Phil Neville was never going to be the most popular candidate for the England women’s manager, but the emergence of his past sexist tweets has compounded his problems, strengthening the convictions of those who insist he is unsuitable for the job.
The 40-year-old, presumably in a painfully unfunny attempt at ‘banter’ wrote “Relax I’m back chilled – just battered the wife!!! Feel better now!!!” A second tweet read: “Morning men couple of hours cricket be4 work sets me up nicely for the day!” When asked why his tweet did not address women too, Neville replied: “When I said morning men I thought the women would of been busy preparing breakfast/getting kids ready/making the beds – sorry morning women!”
Failure to do appropriate due diligence on a prospective managerial candidate is in keeping with the FA’s bumbling style, so it was almost a surprise when it was reported that they were in fact aware of Neville’s past twitter indiscretions. But this raises a different question – why was Neville still considered the right man for the job? Surely his appointment is a little inappropriate, considering his tweets’ dim-witted, old fashioned stereotypic content.
However, the FA’s weak position on Neville’s tweets isn’t the main problem. The oversight is merely symptomatic of the FA’s broader indifference towards the women’s game. Twitter storm or not, the bigger injustice is Neville’s appointment in the first place.
The saga is bordering on farcical. No experience and no application, reportedly Neville wasn’t being considered until a well-known broadcaster, perhaps even Gary Neville, jokily suggested his name to the FA’s top brass at a drinks reception. The FA, seemingly striving for incompetence, actually followed through and made Neville their number one. Perhaps at another drinks reception in a couple of years, after Neville’s tenure, someone will suggest Gary Barlow give it a go, or perhaps one of the Chuckle Brothers? Doesn’t matter too much, its only women’s footy, lads.
The drinks reception story wouldn’t be so embarrassing for the FA if Neville was a good candidate. The problem is, whichever way you look at it, Neville is woefully unqualified for his new role.

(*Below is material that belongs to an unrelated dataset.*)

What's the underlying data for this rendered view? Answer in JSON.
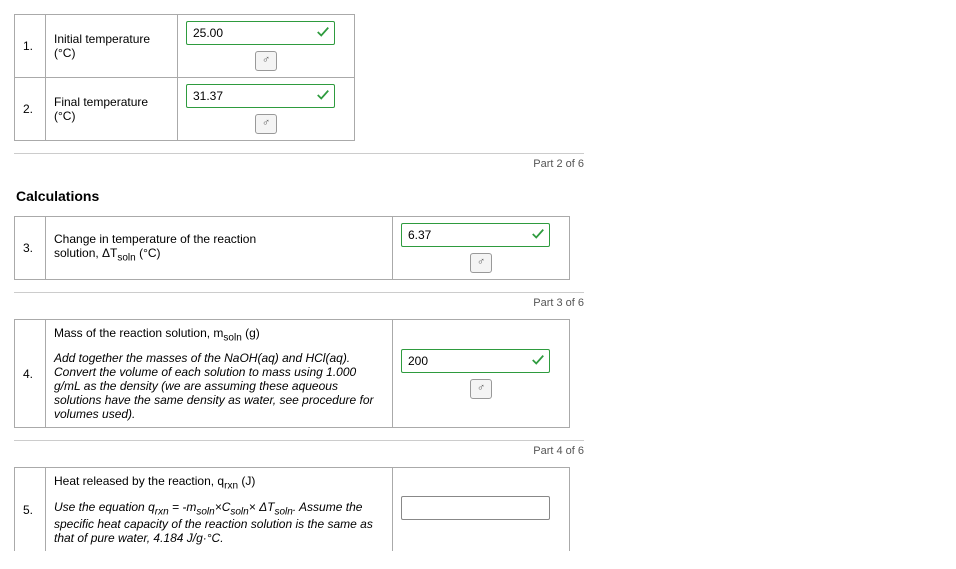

He has never managed a men’s first team game in his life. Those defending his appointment insist that Neville has the requisite experience, pointing to his coaching career, which is limited to spells at Manchester United under David Moyes and at Valencia with his brother, Gary. Neville was first team coach for these clubs during their worst footballing periods of recent history, hardly convincing evidence of his managerial pedigree.
Neville did play in one of the Premier League’s greatest ever teams, and was an excellent player in his day, but being a good player does not make one a good manager, and those suggesting his time in Manchester United’s great sides in the 90s is sufficient experience for a role as senior as this are clutching at straws.
On Radio 5 Live, Jermaine Jenas was rather cross about the criticism Neville’s appointment has received, declaring that those who criticise Neville’s inexperience are missing the point – look at Pep Guardiola, Jenas insisted, he’s the best manager in the world and he had little experience when he took over Barcelona. In a sense Jenas is right, not all successful candidates for jobs necessarily have rich prior experience, but if the only way to defend Neville’s appointment is to suggest he’ll be the next Guardiola, you might wonder quite how defensible his appointment is.
Think about it this way: if the England men’s team needed a new manager in the run up to a World Cup in which they had a good chance of winning (outlandish I know, but stay with me), it’s unlikely they would take a punt on a woman with no managerial experience to speak of. We should question why the FA are prepared to do just that with the women’s team.
Image courtesy of Chris FPage